The Way of the Church: Sacraments and Rituals

Oil on tissue paper, 23 x 17 cm, between 1564 and 1572, private collection

Martin (Leuven, 1534 or 1535 – Frankfurt am Main, 1612) was the younger brother of Lucas Van Valkenborch, noted for his depiction of the Tower of Babel, held by the Louvre. A member of the Guild of Antwerp since 1559, Martin lived in Antwerp for eight years, where he created this velina of exceptional complexity in a reduced form. Many of his works were falsely attributed to his brother or even to another painter, Paul Brill.

The subject matter is uncommon. Many representations of the interior of churches in both the Flemish and Dutch worlds have been noted. But these views often show empty buildings in which the artist aspires above all to showcase his mastery of perspective and the portrayal of architecture. Here, however, the painter is not content with only showing evidence of such abilities, but rather densely packs the church (certainly the Cathedral of Our Lady in Antwerp) with a crowd of people, arranged among themselves in various independent scenes. The painting could have been created for the elevation of the church to a cathedral in 1559, in any event before 1566 when the screen was destroyed by iconoclasts. To this day the Man of Sorrows can be viewed to the right of the first column, an anonymous painting from the beginning of the 15th century.

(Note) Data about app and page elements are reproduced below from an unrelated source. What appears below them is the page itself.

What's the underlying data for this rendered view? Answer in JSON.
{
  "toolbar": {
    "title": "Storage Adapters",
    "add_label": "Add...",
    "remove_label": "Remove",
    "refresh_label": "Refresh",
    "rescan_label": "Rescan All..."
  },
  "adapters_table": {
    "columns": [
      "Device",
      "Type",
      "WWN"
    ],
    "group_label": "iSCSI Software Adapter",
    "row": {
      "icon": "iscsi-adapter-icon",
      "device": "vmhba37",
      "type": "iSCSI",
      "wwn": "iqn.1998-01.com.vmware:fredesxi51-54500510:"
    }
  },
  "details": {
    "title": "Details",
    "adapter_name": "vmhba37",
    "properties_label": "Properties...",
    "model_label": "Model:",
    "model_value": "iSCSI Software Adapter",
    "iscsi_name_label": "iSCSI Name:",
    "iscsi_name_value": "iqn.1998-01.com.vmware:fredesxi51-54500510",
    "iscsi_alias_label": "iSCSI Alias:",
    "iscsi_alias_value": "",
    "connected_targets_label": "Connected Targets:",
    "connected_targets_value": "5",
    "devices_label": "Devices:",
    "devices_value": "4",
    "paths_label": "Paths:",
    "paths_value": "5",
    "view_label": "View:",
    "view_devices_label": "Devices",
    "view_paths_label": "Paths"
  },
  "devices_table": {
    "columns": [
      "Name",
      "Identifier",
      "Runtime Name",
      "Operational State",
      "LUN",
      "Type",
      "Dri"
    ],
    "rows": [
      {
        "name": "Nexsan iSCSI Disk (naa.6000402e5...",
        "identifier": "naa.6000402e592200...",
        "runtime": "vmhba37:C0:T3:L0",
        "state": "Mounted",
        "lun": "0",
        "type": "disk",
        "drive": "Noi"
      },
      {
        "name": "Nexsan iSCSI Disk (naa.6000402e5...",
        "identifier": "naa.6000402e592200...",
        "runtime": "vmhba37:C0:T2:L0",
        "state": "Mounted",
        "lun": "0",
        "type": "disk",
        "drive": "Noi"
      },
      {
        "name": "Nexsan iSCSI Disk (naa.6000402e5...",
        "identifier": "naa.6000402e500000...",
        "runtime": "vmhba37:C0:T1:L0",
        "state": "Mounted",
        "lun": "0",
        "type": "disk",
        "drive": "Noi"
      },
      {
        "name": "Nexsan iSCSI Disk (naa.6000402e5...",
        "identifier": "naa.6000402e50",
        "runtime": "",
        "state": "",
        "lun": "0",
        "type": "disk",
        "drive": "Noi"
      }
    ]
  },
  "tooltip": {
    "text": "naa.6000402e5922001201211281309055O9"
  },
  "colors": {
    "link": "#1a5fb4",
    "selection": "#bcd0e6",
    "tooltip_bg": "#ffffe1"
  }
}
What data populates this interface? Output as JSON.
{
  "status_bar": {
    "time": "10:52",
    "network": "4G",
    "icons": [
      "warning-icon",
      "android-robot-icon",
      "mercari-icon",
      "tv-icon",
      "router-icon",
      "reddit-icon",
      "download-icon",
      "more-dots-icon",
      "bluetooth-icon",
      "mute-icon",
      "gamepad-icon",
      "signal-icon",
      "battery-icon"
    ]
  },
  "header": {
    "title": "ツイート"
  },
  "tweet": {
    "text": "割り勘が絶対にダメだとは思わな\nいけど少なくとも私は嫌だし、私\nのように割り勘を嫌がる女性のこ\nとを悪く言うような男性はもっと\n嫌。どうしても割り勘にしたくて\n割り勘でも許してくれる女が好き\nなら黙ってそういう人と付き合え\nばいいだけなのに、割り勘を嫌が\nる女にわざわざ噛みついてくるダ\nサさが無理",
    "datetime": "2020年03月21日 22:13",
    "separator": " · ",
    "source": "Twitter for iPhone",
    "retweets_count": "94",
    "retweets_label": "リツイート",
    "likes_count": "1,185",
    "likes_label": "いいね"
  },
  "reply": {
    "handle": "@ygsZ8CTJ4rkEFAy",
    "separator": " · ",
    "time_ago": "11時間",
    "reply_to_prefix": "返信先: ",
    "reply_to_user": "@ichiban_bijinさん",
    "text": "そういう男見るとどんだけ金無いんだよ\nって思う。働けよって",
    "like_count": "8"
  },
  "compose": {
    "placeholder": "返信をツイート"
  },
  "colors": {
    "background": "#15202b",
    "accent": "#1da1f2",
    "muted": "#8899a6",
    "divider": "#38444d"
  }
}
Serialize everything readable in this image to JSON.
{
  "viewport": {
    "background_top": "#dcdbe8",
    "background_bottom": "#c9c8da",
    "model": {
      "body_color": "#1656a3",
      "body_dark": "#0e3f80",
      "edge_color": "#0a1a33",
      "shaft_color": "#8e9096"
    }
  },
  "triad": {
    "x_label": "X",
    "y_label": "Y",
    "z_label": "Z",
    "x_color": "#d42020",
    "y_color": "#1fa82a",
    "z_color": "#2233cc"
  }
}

This painting calls to mind the altarpiece from 1445 by Rogier Van der Weyden in the Royal Museum of Antwerp, in which the seven sacraments are depicted. The similarities are clear, and it is highly probable that our painter had seen the work of the Master of Tournai.

In the side naves, the various altars come in succession with their white altar cloths. The detail work is meticulous, be it in the architecture or in the assemblies, and allows no less than the recognition of the very subjects of the altar pieces. In this way, when using a good magnifying glass, altars dedicated to Saint Leonard of Noblac, Saint Blaise of Sebastea, the Virgin, a patron saint, then Saint Nicholas of Myra, Saint Martin of Tours, and Saint James the Great can all be identified in succession from left to right in the side naves.

The most exceptional aspect in this meticulous painting is the various liturgical groupings. Let us look at them following the same path as that of the altars. To the left, a procession of the Blessed Sacrament, placed beneath a canopy with four bearers, and behind that the benediction of Saint Blaise (two candles are crossed on the neck of a pilgrim to cure him of a sore throat). From a raised pulpit suspended on a column, a man preaches before a vast and attentive crowd. We then participate in a procession of the statues of saints (at the two sides of the cross in red). Across the central part of the serliana of the jubé, the celebration of mass can be recognized. Descending along the nave to the right, we see a priest in confession, then a chorus accompanied by musicians, to the right the proclamation of the Gospel, and a mass for pilgrims with a priest on the altar. Returning to the central nave, we see absolution imparted upon a deceased person, then the veneration of relics in the center, assuredly referring to the “corne-reliquaire” of Saint Cornelia (found in the church of Saint John in Bruges).

This painting, a testament to the multiple activities carried out in the church, therefore links two sacraments (the eucharist and confession) and a certain number of rituals, points which traditionally designate a certain number of sacred rites, institutions of the Church in order to obtain spiritual effects. The ones we see here are: benediction, absolution, veneration of relics, songs, prayer, processions, etc. Thus, as in the altarpiece of Van der Weyden, we can see in this velina the mise-en-scène of some of these rites which are not separate from the sacraments. The sacraments are the ideal way to reach God, the rituals are the vestibule.

We could even draw conclusions on the connection between each scene and the dedication of the closest altar. Saint Leonard of Noblac is invoked in order to liberate the prisoners from their chains in the same way that the absolute liberates the deceased from the chains of eternal death.

A profoundly spiritual, rare, and exceptional work, both in its quality and its subject.

Father Olivier Plichon